 At the completion of the synthesis, the ester bond to
the polymer is cleaved by anhydrous HF.
 Because this is an ester bond, it is more easily
cleaved than the amide bonds of the peptide.
51. Chapter 24 51
 When a mixture of an amine and an acid is
treated with DCC, the amine and the acid
couple to form an amide.
52. Chapter 24 52
DCC-Activated Acyl Derivative
 The carboxylate ion adds to the strongly
electrophilic carbon of the diimide, giving an
activated acyl derivative of the acid.
53. Chapter 24 53
54. Chapter 24 54
Classification of Proteins
 Simple: Hydrolyze to amino acids only.
 Conjugated: Bonded to a nonprotein group,
such as sugar, nucleic acid, or lipid.
 Fibrous: Long, stringy filaments, insoluble in
water; function as structure.
 Globular: Folded into spherical shape; function
as enzymes, hormones, or transport proteins.
55. Chapter 24 55
Levels of Protein Structure
 Primary: The sequence of the amino
acids in the chain and the disulfide
 Secondary: Structure formed by
hydrogen bonding.
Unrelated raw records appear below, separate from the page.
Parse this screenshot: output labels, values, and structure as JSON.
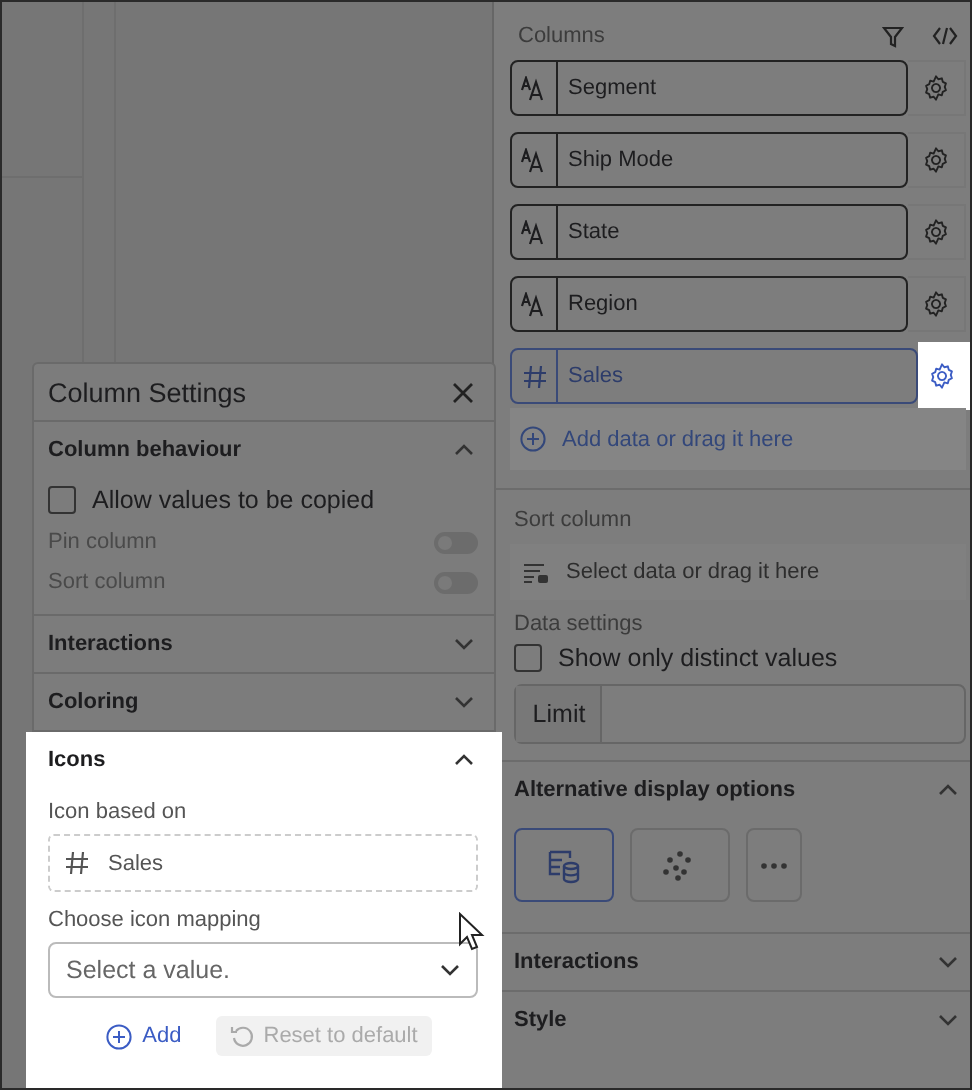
{
  "columns_panel": {
    "title": "Columns",
    "columns": [
      {
        "name": "Segment",
        "kind": "text",
        "selected": false
      },
      {
        "name": "Ship Mode",
        "kind": "text",
        "selected": false
      },
      {
        "name": "State",
        "kind": "text",
        "selected": false
      },
      {
        "name": "Region",
        "kind": "text",
        "selected": false
      },
      {
        "name": "Sales",
        "kind": "number",
        "selected": true
      }
    ],
    "add_label": "Add data or drag it here"
  },
  "sort_column": {
    "title": "Sort column",
    "placeholder": "Select data or drag it here"
  },
  "data_settings": {
    "title": "Data settings",
    "distinct": {
      "label": "Show only distinct values",
      "checked": false
    },
    "limit": {
      "label": "Limit"
    }
  },
  "display_options": {
    "title": "Alternative display options",
    "expanded": true,
    "options": [
      {
        "kind": "table",
        "selected": true
      },
      {
        "kind": "scatter",
        "selected": false
      },
      {
        "kind": "more",
        "selected": false
      }
    ]
  },
  "sections": [
    {
      "title": "Interactions",
      "expanded": false
    },
    {
      "title": "Style",
      "expanded": false
    }
  ],
  "popup": {
    "title": "Column Settings",
    "behaviour": {
      "title": "Column behaviour",
      "expanded": true,
      "copy": {
        "label": "Allow values to be copied",
        "checked": false
      },
      "toggles": [
        {
          "label": "Pin column",
          "on": false,
          "disabled": true
        },
        {
          "label": "Sort column",
          "on": false,
          "disabled": true
        }
      ]
    },
    "sections": [
      {
        "title": "Interactions",
        "expanded": false
      },
      {
        "title": "Coloring",
        "expanded": false
      }
    ],
    "icons": {
      "title": "Icons",
      "expanded": true,
      "highlighted": true,
      "based_on_label": "Icon based on",
      "based_on": {
        "name": "Sales",
        "kind": "number"
      },
      "mapping_label": "Choose icon mapping",
      "mapping": {
        "placeholder": "Select a value."
      },
      "add": "Add",
      "reset": {
        "label": "Reset to default",
        "disabled": true
      }
    }
  }
}
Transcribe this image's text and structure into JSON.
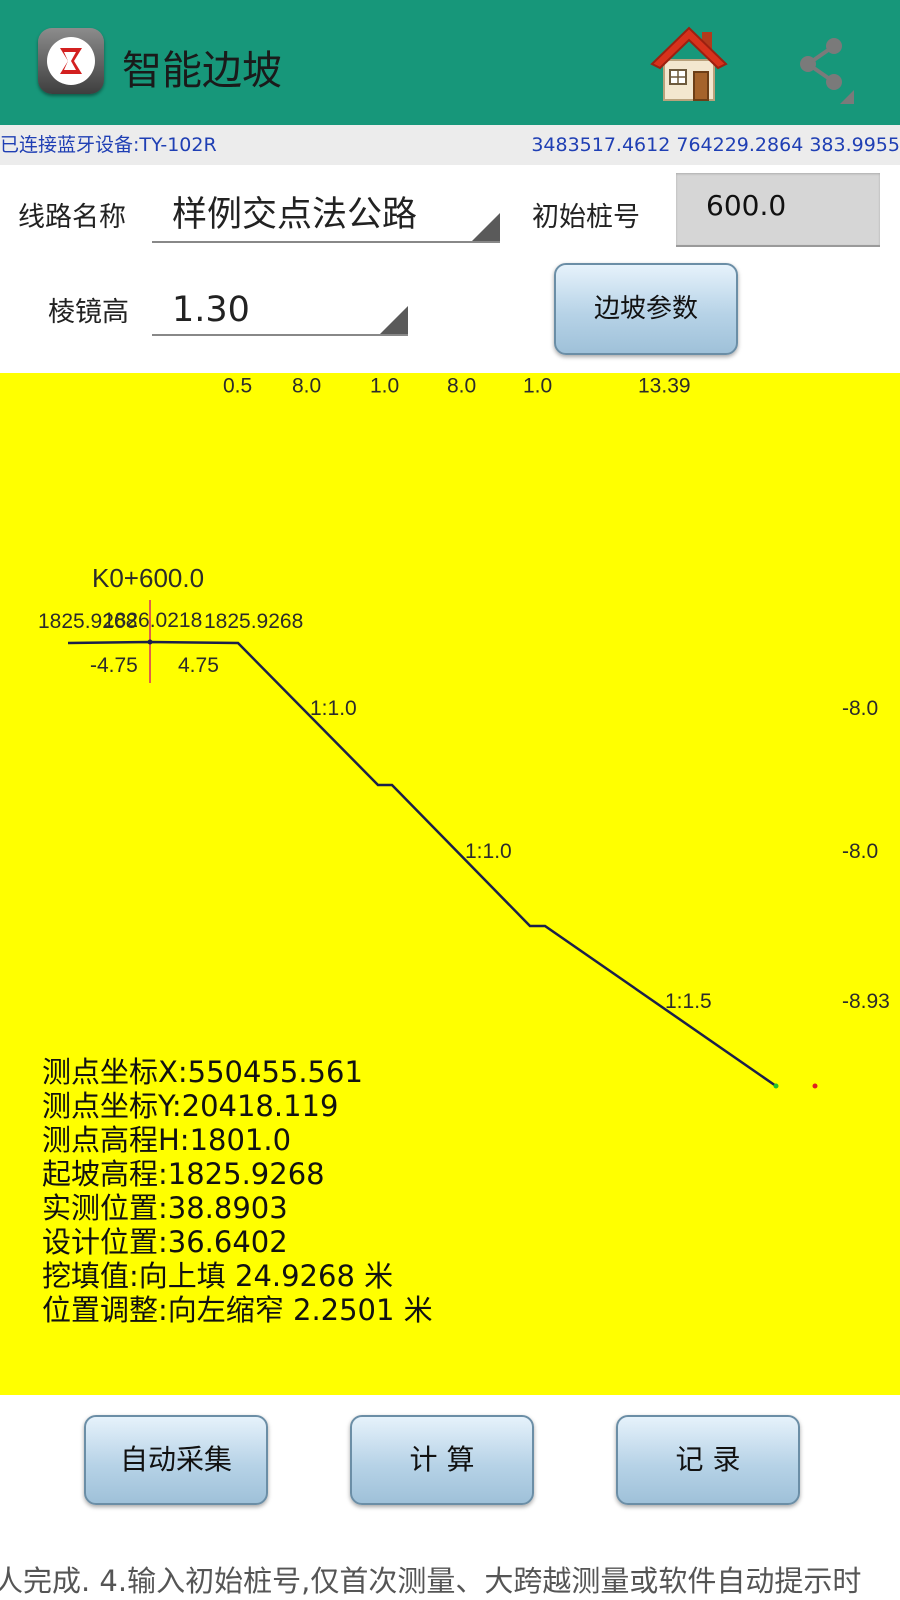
{
  "app": {
    "title": "智能边坡"
  },
  "status": {
    "bluetooth": "已连接蓝牙设备:TY-102R",
    "coords": "3483517.4612 764229.2864 383.9955"
  },
  "form": {
    "route_label": "线路名称",
    "route_value": "样例交点法公路",
    "stake_label": "初始桩号",
    "stake_value": "600.0",
    "prism_label": "棱镜高",
    "prism_value": "1.30",
    "slope_params_button": "边坡参数"
  },
  "canvas": {
    "top_dims": [
      "0.5",
      "8.0",
      "1.0",
      "8.0",
      "1.0",
      "13.39"
    ],
    "station": "K0+600.0",
    "elev_left": "1825.9268",
    "elev_center": "1826.0218",
    "elev_right": "1825.9268",
    "offset_left": "-4.75",
    "offset_right": "4.75",
    "slope_ratios": [
      "1:1.0",
      "1:1.0",
      "1:1.5"
    ],
    "right_heights": [
      "-8.0",
      "-8.0",
      "-8.93"
    ],
    "colors": {
      "background": "#ffff00",
      "profile": "#1b1f4a",
      "center_line": "#e0604a"
    }
  },
  "info": {
    "point_x": "测点坐标X:550455.561",
    "point_y": "测点坐标Y:20418.119",
    "point_h": "测点高程H:1801.0",
    "slope_start_elev": "起坡高程:1825.9268",
    "measured_pos": "实测位置:38.8903",
    "design_pos": "设计位置:36.6402",
    "cut_fill": "挖填值:向上填 24.9268 米",
    "pos_adjust": "位置调整:向左缩窄 2.2501 米"
  },
  "buttons": {
    "auto_collect": "自动采集",
    "compute": "计 算",
    "record": "记 录"
  },
  "ticker": "人完成.   4.输入初始桩号,仅首次测量、大跨越测量或软件自动提示时"
}
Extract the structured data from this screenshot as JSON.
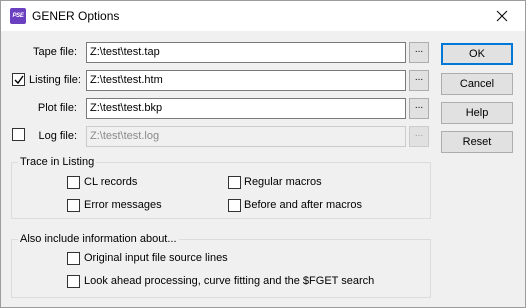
{
  "window": {
    "title": "GENER Options",
    "icon_label": "PSE",
    "icon_color": "#6a3fc0"
  },
  "files": {
    "tape": {
      "label": "Tape file:",
      "value": "Z:\\test\\test.tap",
      "browse": "..."
    },
    "listing": {
      "label": "Listing file:",
      "value": "Z:\\test\\test.htm",
      "browse": "...",
      "checked": true
    },
    "plot": {
      "label": "Plot file:",
      "value": "Z:\\test\\test.bkp",
      "browse": "..."
    },
    "log": {
      "label": "Log file:",
      "value": "Z:\\test\\test.log",
      "browse": "...",
      "checked": false,
      "disabled": true
    }
  },
  "buttons": {
    "ok": "OK",
    "cancel": "Cancel",
    "help": "Help",
    "reset": "Reset"
  },
  "trace": {
    "title": "Trace in Listing",
    "cl_records": "CL records",
    "error_messages": "Error messages",
    "regular_macros": "Regular macros",
    "before_after_macros": "Before and after macros"
  },
  "include": {
    "title": "Also include information about...",
    "original_input": "Original input file source lines",
    "look_ahead": "Look ahead processing, curve fitting and the $FGET search"
  },
  "colors": {
    "accent": "#0078d7",
    "background": "#f0f0f0"
  }
}
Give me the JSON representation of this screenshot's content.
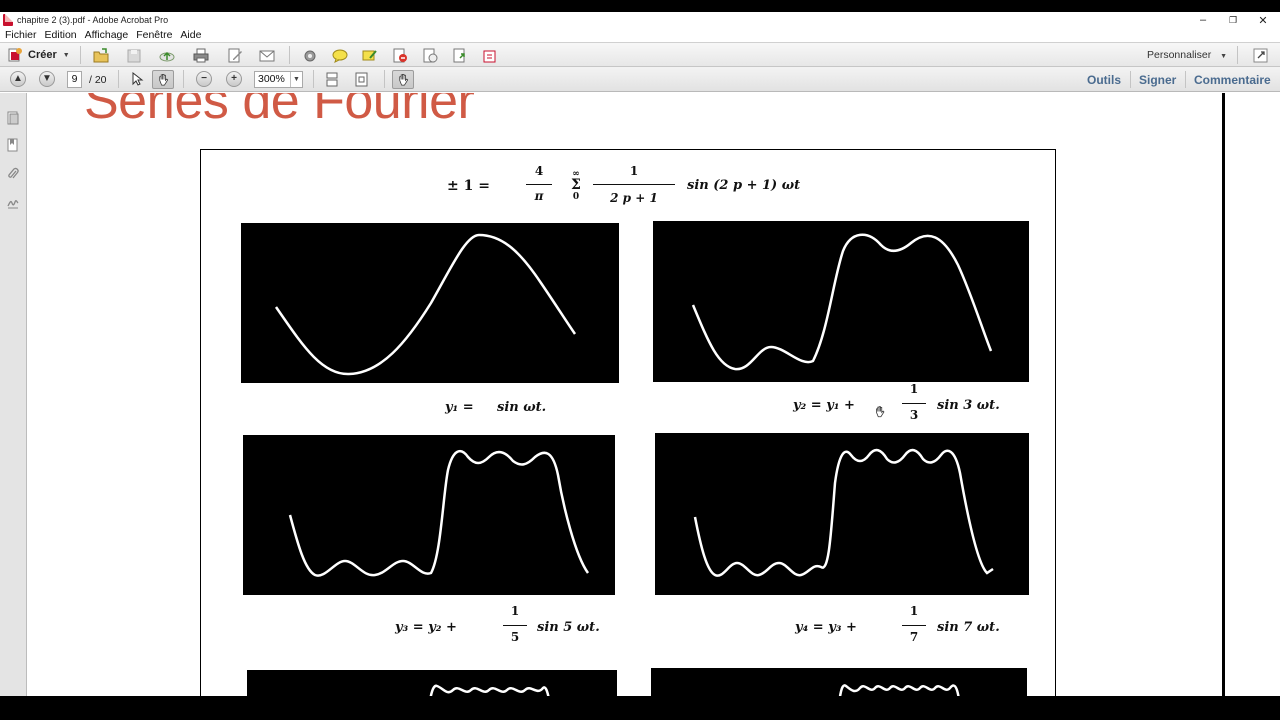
{
  "window": {
    "title": "chapitre 2 (3).pdf - Adobe Acrobat Pro",
    "minimize": "–",
    "restore": "❐",
    "close": "✕"
  },
  "menu": {
    "items": [
      "Fichier",
      "Edition",
      "Affichage",
      "Fenêtre",
      "Aide"
    ]
  },
  "toolbar": {
    "create_label": "Créer",
    "personnaliser_label": "Personnaliser"
  },
  "nav": {
    "page_current": "9",
    "page_total": "/ 20",
    "zoom": "300%",
    "links": [
      "Outils",
      "Signer",
      "Commentaire"
    ]
  },
  "document": {
    "slide_title": "Séries de Fourier",
    "formula": {
      "lhs": "± 1 =",
      "coef_num": "4",
      "coef_den": "π",
      "sum_top": "∞",
      "sum_sym": "Σ",
      "sum_bottom": "0",
      "term_num": "1",
      "term_den": "2 p + 1",
      "tail": "sin (2 p + 1) ωt"
    },
    "captions": {
      "y1": {
        "lhs": "y₁ =",
        "rhs": "sin ωt."
      },
      "y2": {
        "lhs": "y₂ = y₁ +",
        "num": "1",
        "den": "3",
        "rhs": "sin 3 ωt."
      },
      "y3": {
        "lhs": "y₃ = y₂ +",
        "num": "1",
        "den": "5",
        "rhs": "sin 5 ωt."
      },
      "y4": {
        "lhs": "y₄ = y₃ +",
        "num": "1",
        "den": "7",
        "rhs": "sin 7 ωt."
      }
    }
  }
}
Examples are α-
helix and pleated sheet.
 Tertiary: Complete 3-D conformation.
 Quaternary: Association of two or more
peptide chains to form protein.
56. Chapter 24 56
 Each carbonyl oxygen can hydrogen bond
with an N—H hydrogen on the next turn of the
57. Chapter 24 57
Pleated Sheet Arrangement
Each carbonyl oxygen hydrogen bonds with an N
—H hydrogen on an adjacent peptide chain.
58. Chapter 24 58
Tertiary Structure of Globular
 The tertiary
structure of a typical
of α-helix with
segments of random
coil at the points
where the helix is
59. Chapter 24 59
Summary of Structures
60. Chapter 24 60
 Denaturation is defined as the disruption
of the normal structure of a protein, such
that it loses biological activity.
 Usually caused by heat or changes in pH.
 Usually irreversible.
 A cooked egg cannot be “uncooked”.